Identity theft has become a major problem in America over the last decade. The U.S. Department of Justice identified the average number of U.S. identity fraud victims to be 11,571,900 annually, but the percent of American households that reported these thefts was only 7%. That means most people who have their identities stolen don’t even know about it. Here’s how you can protect yourself and your family before it happens to you.
1. The number one thing you can do to protect yourself is to check your credit report as frequently as possible. If you have the finances, you can check it multiple times throughout the year for a fee. But the law requires you access to one free report per year. Take advantage of that and comb through every inch of it. Check for discrepancies or possible mistakes.
2. Do a complete wallet sweep. Go through and take out anything that may have your social security number on it. Also, remove your passport, birth certificate and credit cards you don’t use very often. Be sure to remove PIN numbers you may be carrying around.

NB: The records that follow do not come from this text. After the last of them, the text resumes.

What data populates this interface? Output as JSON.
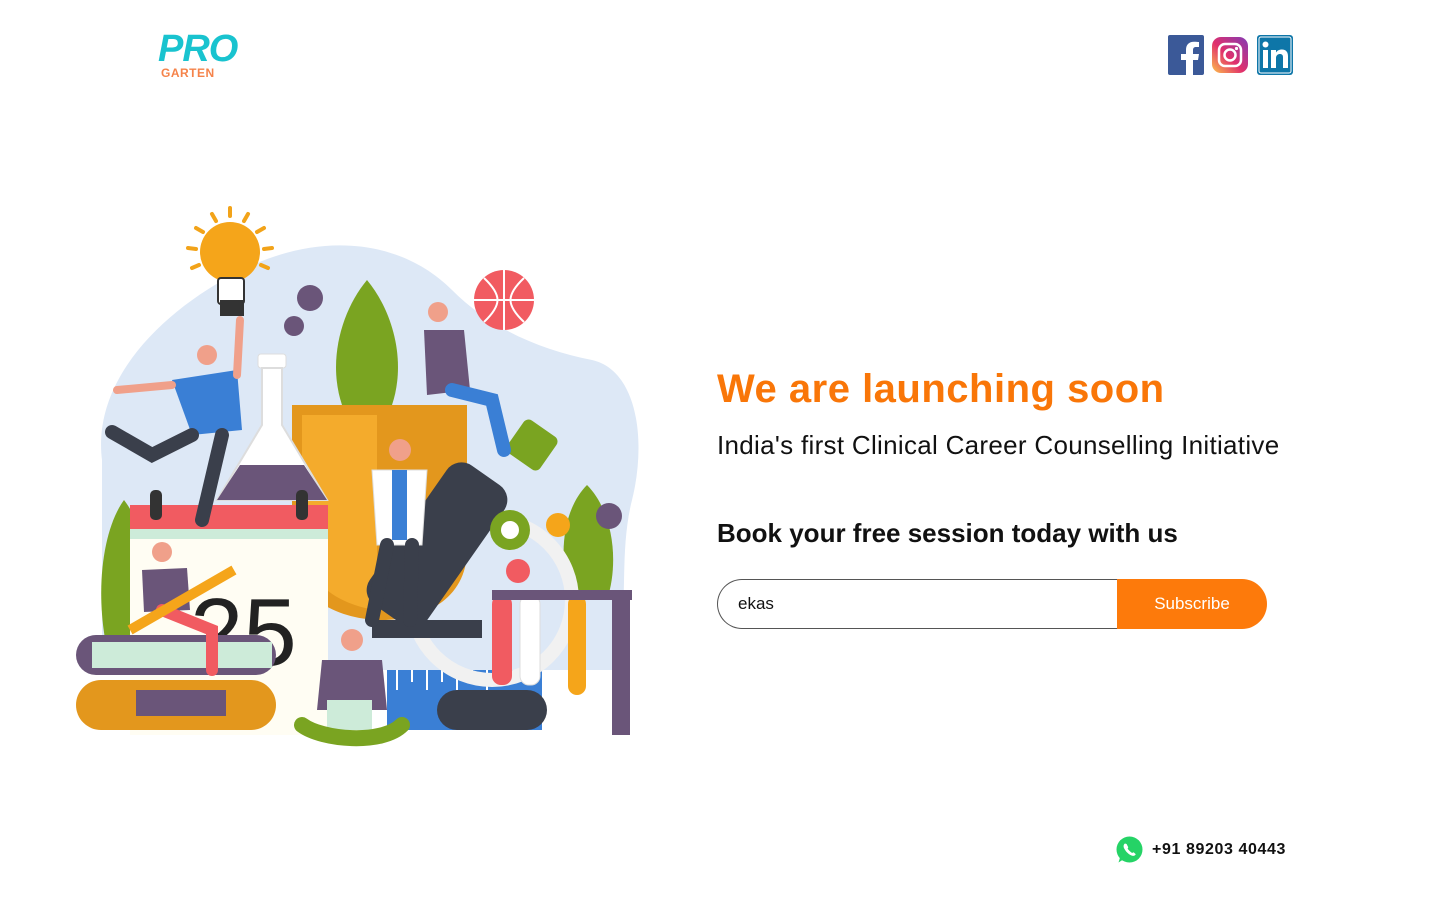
{
  "brand": {
    "logo_top": "PRO",
    "logo_bottom": "GARTEN"
  },
  "social": [
    {
      "name": "facebook",
      "icon": "facebook-icon",
      "color": "#3b5998"
    },
    {
      "name": "instagram",
      "icon": "instagram-icon",
      "color": "#e1306c"
    },
    {
      "name": "linkedin",
      "icon": "linkedin-icon",
      "color": "#0e76a8"
    }
  ],
  "hero": {
    "headline": "We are launching soon",
    "tagline": "India's first Clinical Career Counselling Initiative",
    "cta_heading": "Book your free session today with us",
    "illustration_calendar_number": "25"
  },
  "subscribe": {
    "input_value": "ekas",
    "button_label": "Subscribe",
    "accent": "#fd7a0b"
  },
  "contact": {
    "icon": "whatsapp-icon",
    "phone": "+91 89203 40443",
    "icon_color": "#25d366"
  }
}
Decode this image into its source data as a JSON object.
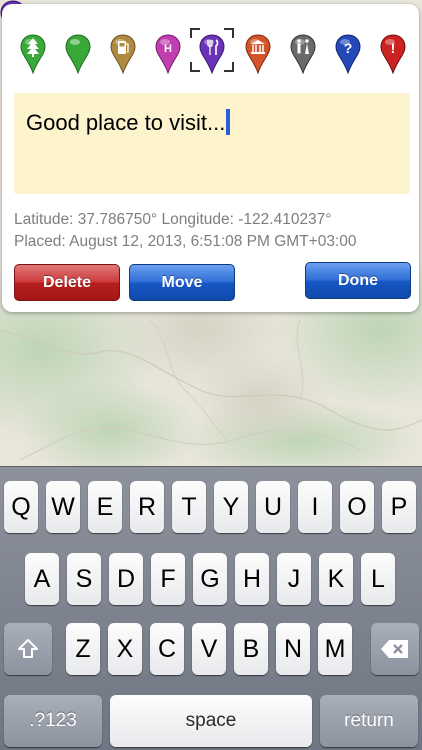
{
  "pin_palette": [
    {
      "name": "tree-pin-icon",
      "color": "#3aa83a",
      "glyph": "tree"
    },
    {
      "name": "plain-green-pin-icon",
      "color": "#39a839",
      "glyph": "none"
    },
    {
      "name": "gas-pin-icon",
      "color": "#b08a3e",
      "glyph": "gas"
    },
    {
      "name": "hotel-pin-icon",
      "color": "#c03fb0",
      "glyph": "H"
    },
    {
      "name": "restaurant-pin-icon",
      "color": "#6b33b8",
      "glyph": "fork",
      "selected": true
    },
    {
      "name": "museum-pin-icon",
      "color": "#d4542a",
      "glyph": "museum"
    },
    {
      "name": "restroom-pin-icon",
      "color": "#6a6a6a",
      "glyph": "people"
    },
    {
      "name": "question-pin-icon",
      "color": "#2549b8",
      "glyph": "?"
    },
    {
      "name": "alert-pin-icon",
      "color": "#cc2222",
      "glyph": "!"
    }
  ],
  "note": {
    "text": "Good place to visit..."
  },
  "meta": {
    "coords_text": "Latitude: 37.786750° Longitude: -122.410237°",
    "placed_text": "Placed: August 12, 2013, 6:51:08 PM GMT+03:00"
  },
  "buttons": {
    "delete": "Delete",
    "move": "Move",
    "done": "Done"
  },
  "map_pin": {
    "icon": "restaurant-pin-icon",
    "color": "#6b33b8"
  },
  "keyboard": {
    "row1": [
      "Q",
      "W",
      "E",
      "R",
      "T",
      "Y",
      "U",
      "I",
      "O",
      "P"
    ],
    "row2": [
      "A",
      "S",
      "D",
      "F",
      "G",
      "H",
      "J",
      "K",
      "L"
    ],
    "row3": [
      "Z",
      "X",
      "C",
      "V",
      "B",
      "N",
      "M"
    ],
    "numbers_label": ".?123",
    "space_label": "space",
    "return_label": "return",
    "shift_icon": "shift-arrow-icon",
    "delete_icon": "backspace-icon"
  }
}
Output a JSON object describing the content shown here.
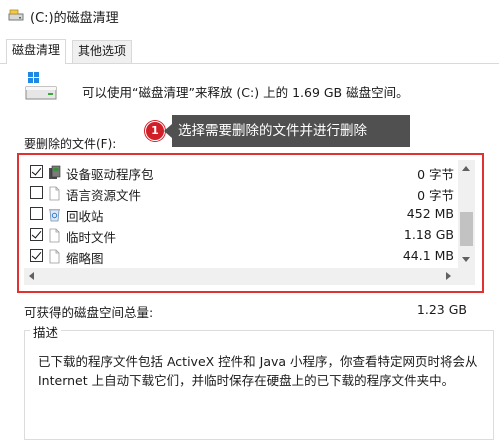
{
  "window": {
    "title": "(C:)的磁盘清理"
  },
  "tabs": [
    {
      "label": "磁盘清理",
      "active": true
    },
    {
      "label": "其他选项",
      "active": false
    }
  ],
  "intro": "可以使用“磁盘清理”来释放  (C:) 上的 1.69 GB 磁盘空间。",
  "files_label": "要删除的文件(F):",
  "callout": {
    "number": "1",
    "text": "选择需要删除的文件并进行删除"
  },
  "files": [
    {
      "name": "设备驱动程序包",
      "size": "0 字节",
      "checked": true,
      "icon": "driver-package-icon"
    },
    {
      "name": "语言资源文件",
      "size": "0 字节",
      "checked": false,
      "icon": "document-icon"
    },
    {
      "name": "回收站",
      "size": "452 MB",
      "checked": false,
      "icon": "recycle-bin-icon"
    },
    {
      "name": "临时文件",
      "size": "1.18 GB",
      "checked": true,
      "icon": "document-icon"
    },
    {
      "name": "缩略图",
      "size": "44.1 MB",
      "checked": true,
      "icon": "document-icon"
    }
  ],
  "total": {
    "label": "可获得的磁盘空间总量:",
    "value": "1.23 GB"
  },
  "description": {
    "title": "描述",
    "text": "已下载的程序文件包括 ActiveX 控件和 Java 小程序，你查看特定网页时将会从 Internet 上自动下载它们，并临时保存在硬盘上的已下载的程序文件夹中。"
  },
  "colors": {
    "highlight": "#e03232",
    "badge": "#d21f27",
    "callout_bg": "#505050"
  }
}
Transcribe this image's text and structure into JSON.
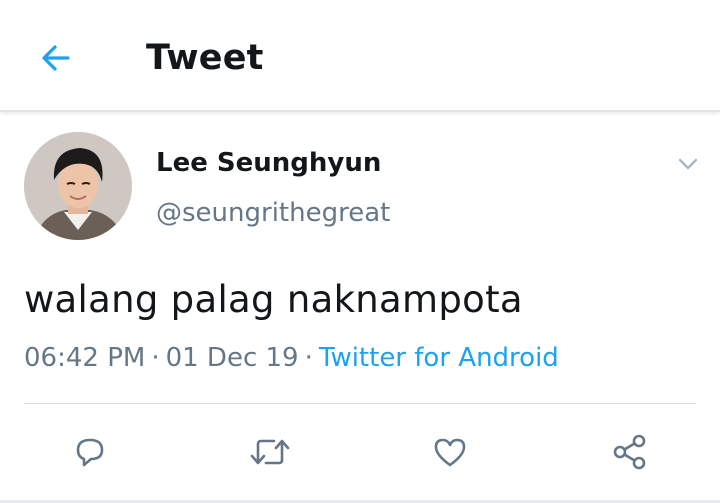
{
  "header": {
    "title": "Tweet",
    "back_icon": "arrow-left-icon"
  },
  "tweet": {
    "author": {
      "display_name": "Lee Seunghyun",
      "handle": "@seungrithegreat"
    },
    "text": "walang palag naknampota",
    "time": "06:42 PM",
    "date": "01 Dec 19",
    "separator": "·",
    "source": "Twitter for Android"
  },
  "actions": [
    {
      "name": "reply-icon"
    },
    {
      "name": "retweet-icon"
    },
    {
      "name": "like-icon"
    },
    {
      "name": "share-icon"
    }
  ],
  "colors": {
    "accent": "#1da1f2",
    "text_primary": "#14171a",
    "text_secondary": "#657786",
    "icon_gray": "#657786"
  }
}
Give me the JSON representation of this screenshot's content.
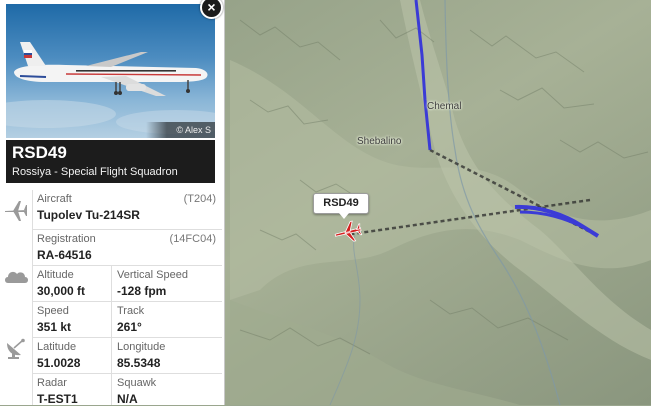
{
  "map": {
    "places": {
      "chemal": "Chemal",
      "shebalino": "Shebalino"
    },
    "callsign_bubble": "RSD49",
    "colors": {
      "track": "#3b3bd6",
      "estimated_track": "#2b2b2b",
      "marker": "#d42020"
    },
    "icons": {
      "marker": "airplane-marker-icon"
    }
  },
  "panel": {
    "close_label": "×",
    "photo_credit": "© Alex S",
    "callsign": "RSD49",
    "airline": "Rossiya - Special Flight Squadron",
    "icons": [
      "airplane-icon",
      "cloud-icon",
      "radar-dish-icon"
    ],
    "aircraft": {
      "label": "Aircraft",
      "value": "Tupolev Tu-214SR",
      "code": "(T204)"
    },
    "registration": {
      "label": "Registration",
      "value": "RA-64516",
      "code": "(14FC04)"
    },
    "altitude": {
      "label": "Altitude",
      "value": "30,000 ft"
    },
    "vertical_speed": {
      "label": "Vertical Speed",
      "value": "-128 fpm"
    },
    "speed": {
      "label": "Speed",
      "value": "351 kt"
    },
    "track": {
      "label": "Track",
      "value": "261°"
    },
    "latitude": {
      "label": "Latitude",
      "value": "51.0028"
    },
    "longitude": {
      "label": "Longitude",
      "value": "85.5348"
    },
    "radar": {
      "label": "Radar",
      "value": "T-EST1"
    },
    "squawk": {
      "label": "Squawk",
      "value": "N/A"
    }
  }
}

3. Buy a shredder and put it to good use. Shred any pre-approved credit card offers you receive. Shred any receipts from old credit cards. Shred any document you no longer need that has even just a stitch of financial or identifying information about you.
4. Take your name and phone number out of local phone directories.
5. If you shop online, be wary of using your credit or debit card to make purchases. If you’re going to continue doing this, it’s best to protect yourself using anti-spyware and anti-malware software programs to protect your sensitive financial and personal information.
6. Beware of any emails of phone calls you may receive from callers that would like to verify or update personal information. Many phishing scammers like to pose as companies like Paypal in order to get you to click on links that take you to fake websites and then collect your information. It’s best to simply decline to give information over the phone and contact the company requesting this information directly. Companies will never ask you to update your personal or financial information over the phone or through email.
7. In addition to anti-spyware and anti-malware, you also need to protect your computer from hackers and worms with the use of firewall and virus protection. Make sure the firewall is always turned on and that your are currently being protected.
8. When you go on vacation, have the post office hold your mail until you return. Also, don’t leave personal or financial information lying around when you leave. Be sure to lock up anything personal as best as possible when you’re going to be gone for a while.
9. Avoid ordering over the phone when you can. It’s best to send in a money order or check (without your address on it) when ordering over the phone. Sure, it may take longer, but your information will be safer and you won’t have to worry about your personal information being stolen.
10. Go over every bank and credit card statement with a fine tooth comb on the same day you receive them. Check for anything that looks suspicious or anything you aren’t familiar with.
11. Password-protect any sensitive data you might have on your computer. If you’re not sure how to do this, there are tons of articles online or you can take your computer to the Geek Squad at Best Buy if you’re really technologically challenged.
12. Get identity theft insurance. Purchase identity theft insurance with your homeowner or renter policies. It even comes as a stand-alone policy. Credit card companies also offer this type of insurance when you apply for a credit card and get approved. This can give you peace of mind when you use your credit.
Protecting yourself and your family from identity theft may seem like a tough job, but it doesn’t have to be if you follow these tips and make them part of your everyday life. Pretty soon, it’ll become like second nature and you can feel secure knowing you and your family are protected from hackers and ID thieves.